This particular one uses the SD1306 controller and is wired for a 4-wire SPI interface.

I used the u8glib library to talk to it.  The "gallery" page on the library repo provides lots of examples of people's various combinations to make these work.  This particular one wasn't shown, but by perusing through the different examples I was able to find a combination that worked.

I'm using the SW SPI function of u8glib, so I don't have to use the ARM chip's native SCK or MOSI pins.  I found that this device will accept data without the CS pin connected (pulled low instead), so I left that out to save an output pin.  (You'd want to use CS if you were trying to use the same SW SPI bus to talk to multiple devices.)

I wired it as shown:

Arduino Pin -> OLED pin
  15 ----> SCK
  14 ----> SDA
  16 ----> RES
  10 ----> DC
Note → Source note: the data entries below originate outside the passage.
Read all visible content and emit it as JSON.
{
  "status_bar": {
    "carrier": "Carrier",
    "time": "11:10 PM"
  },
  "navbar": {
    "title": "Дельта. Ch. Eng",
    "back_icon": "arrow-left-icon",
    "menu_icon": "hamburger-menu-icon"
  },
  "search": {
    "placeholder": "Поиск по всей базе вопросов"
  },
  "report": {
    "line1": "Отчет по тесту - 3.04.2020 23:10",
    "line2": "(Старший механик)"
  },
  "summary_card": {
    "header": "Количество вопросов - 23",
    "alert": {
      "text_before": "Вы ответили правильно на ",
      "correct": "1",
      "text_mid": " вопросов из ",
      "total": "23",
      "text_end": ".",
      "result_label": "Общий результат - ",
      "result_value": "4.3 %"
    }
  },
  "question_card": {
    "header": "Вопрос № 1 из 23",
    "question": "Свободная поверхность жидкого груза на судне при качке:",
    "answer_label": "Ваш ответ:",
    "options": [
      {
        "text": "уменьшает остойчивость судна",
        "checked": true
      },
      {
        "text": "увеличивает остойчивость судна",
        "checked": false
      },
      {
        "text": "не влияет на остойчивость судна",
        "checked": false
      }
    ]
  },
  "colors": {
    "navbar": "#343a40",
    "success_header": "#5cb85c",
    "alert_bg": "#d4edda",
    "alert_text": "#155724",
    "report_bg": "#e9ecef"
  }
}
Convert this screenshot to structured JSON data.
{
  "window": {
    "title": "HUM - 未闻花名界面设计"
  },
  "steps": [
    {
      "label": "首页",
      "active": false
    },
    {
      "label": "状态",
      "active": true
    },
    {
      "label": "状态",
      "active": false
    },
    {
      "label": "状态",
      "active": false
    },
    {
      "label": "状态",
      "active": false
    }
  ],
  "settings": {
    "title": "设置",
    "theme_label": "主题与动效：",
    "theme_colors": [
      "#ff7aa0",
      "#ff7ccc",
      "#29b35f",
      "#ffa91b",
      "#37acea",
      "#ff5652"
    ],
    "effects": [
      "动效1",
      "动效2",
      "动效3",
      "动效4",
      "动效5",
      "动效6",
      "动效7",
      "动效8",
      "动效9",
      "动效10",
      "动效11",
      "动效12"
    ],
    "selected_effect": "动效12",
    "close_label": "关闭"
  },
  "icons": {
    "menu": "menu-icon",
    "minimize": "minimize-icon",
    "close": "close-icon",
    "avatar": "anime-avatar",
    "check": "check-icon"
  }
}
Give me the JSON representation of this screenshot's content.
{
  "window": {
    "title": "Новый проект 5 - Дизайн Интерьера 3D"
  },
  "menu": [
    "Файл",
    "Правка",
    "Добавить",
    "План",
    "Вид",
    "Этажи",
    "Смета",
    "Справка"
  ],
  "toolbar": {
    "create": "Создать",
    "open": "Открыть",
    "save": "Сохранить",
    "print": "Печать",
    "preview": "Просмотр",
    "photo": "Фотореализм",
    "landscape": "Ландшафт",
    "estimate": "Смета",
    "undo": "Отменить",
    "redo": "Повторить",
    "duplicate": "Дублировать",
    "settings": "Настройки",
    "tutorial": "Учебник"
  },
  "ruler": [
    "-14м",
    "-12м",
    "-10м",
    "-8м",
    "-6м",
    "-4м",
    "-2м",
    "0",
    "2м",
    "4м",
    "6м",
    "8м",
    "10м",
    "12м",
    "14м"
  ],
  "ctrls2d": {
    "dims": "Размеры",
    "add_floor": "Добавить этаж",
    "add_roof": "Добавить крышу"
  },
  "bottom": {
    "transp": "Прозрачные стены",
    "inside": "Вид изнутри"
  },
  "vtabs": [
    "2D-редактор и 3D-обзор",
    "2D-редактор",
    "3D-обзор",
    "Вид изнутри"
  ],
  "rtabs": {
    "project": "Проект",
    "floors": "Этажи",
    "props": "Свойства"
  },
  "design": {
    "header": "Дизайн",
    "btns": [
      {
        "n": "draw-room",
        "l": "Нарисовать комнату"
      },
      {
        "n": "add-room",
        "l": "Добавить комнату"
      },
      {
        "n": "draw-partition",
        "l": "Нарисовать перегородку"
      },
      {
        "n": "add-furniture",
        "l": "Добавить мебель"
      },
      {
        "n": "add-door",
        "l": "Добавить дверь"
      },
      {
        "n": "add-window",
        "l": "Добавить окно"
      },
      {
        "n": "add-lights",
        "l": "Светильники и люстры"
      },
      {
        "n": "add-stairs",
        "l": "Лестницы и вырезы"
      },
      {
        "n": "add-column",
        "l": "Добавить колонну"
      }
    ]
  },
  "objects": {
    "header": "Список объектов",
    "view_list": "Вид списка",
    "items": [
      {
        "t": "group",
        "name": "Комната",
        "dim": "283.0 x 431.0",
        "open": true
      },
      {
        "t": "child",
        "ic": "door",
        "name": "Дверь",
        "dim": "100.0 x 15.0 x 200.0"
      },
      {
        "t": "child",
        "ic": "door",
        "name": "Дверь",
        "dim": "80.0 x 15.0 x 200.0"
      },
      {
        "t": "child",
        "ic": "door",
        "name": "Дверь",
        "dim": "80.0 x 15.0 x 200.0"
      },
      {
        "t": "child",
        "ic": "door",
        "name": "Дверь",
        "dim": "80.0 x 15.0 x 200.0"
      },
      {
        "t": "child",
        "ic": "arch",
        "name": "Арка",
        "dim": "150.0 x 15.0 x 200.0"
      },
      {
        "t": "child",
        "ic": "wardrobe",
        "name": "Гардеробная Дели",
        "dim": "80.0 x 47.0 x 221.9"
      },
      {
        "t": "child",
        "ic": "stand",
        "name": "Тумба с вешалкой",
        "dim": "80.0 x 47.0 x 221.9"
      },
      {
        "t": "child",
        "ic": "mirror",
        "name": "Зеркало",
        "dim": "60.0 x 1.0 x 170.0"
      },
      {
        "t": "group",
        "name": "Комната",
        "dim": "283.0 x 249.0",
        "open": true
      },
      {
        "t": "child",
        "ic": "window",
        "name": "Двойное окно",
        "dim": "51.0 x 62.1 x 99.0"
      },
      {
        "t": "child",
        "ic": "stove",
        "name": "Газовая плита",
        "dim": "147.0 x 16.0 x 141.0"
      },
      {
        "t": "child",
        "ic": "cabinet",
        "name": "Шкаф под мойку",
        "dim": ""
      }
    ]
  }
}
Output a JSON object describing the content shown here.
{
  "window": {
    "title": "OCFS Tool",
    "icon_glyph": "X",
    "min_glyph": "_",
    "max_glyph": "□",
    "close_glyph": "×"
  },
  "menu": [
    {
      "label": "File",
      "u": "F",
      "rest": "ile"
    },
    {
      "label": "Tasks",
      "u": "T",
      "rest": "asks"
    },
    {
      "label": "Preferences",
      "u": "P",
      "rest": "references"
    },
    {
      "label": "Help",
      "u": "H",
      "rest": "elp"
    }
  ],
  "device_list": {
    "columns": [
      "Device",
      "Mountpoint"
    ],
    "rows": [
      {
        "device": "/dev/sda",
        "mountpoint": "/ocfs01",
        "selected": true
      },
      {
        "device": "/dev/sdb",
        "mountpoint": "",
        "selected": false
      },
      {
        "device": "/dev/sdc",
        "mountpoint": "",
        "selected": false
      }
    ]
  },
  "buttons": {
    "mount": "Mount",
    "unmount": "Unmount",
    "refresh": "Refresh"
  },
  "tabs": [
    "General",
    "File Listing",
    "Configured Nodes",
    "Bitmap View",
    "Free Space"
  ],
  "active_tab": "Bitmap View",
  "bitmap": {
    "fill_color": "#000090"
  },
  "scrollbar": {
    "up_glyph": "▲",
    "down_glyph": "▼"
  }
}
Then, in the u8glib "Hello, World" example, I used the following definition:

// SW SPI Com: SCK = 15, MOSI = 14, CS = N/C, A0 = 10, RESET = 16
U8GLIB_SSD1306_128X64 u8g(15, 14, U8G_PIN_NONE, 10, 16);  

Note: The "RESET" pin was the crucial one I was missing in my initial attempts, as it's not defined in the SD1306 example configs in the source.  I had even tried tying the RES line high or low to no avail.

With those four lines, though, it works fine!  I'm not sure what the eBay auction page means by "only needs two I/O pins from Arduino."  Maybe they copied that from the I2C version.  :-P

 - K.C.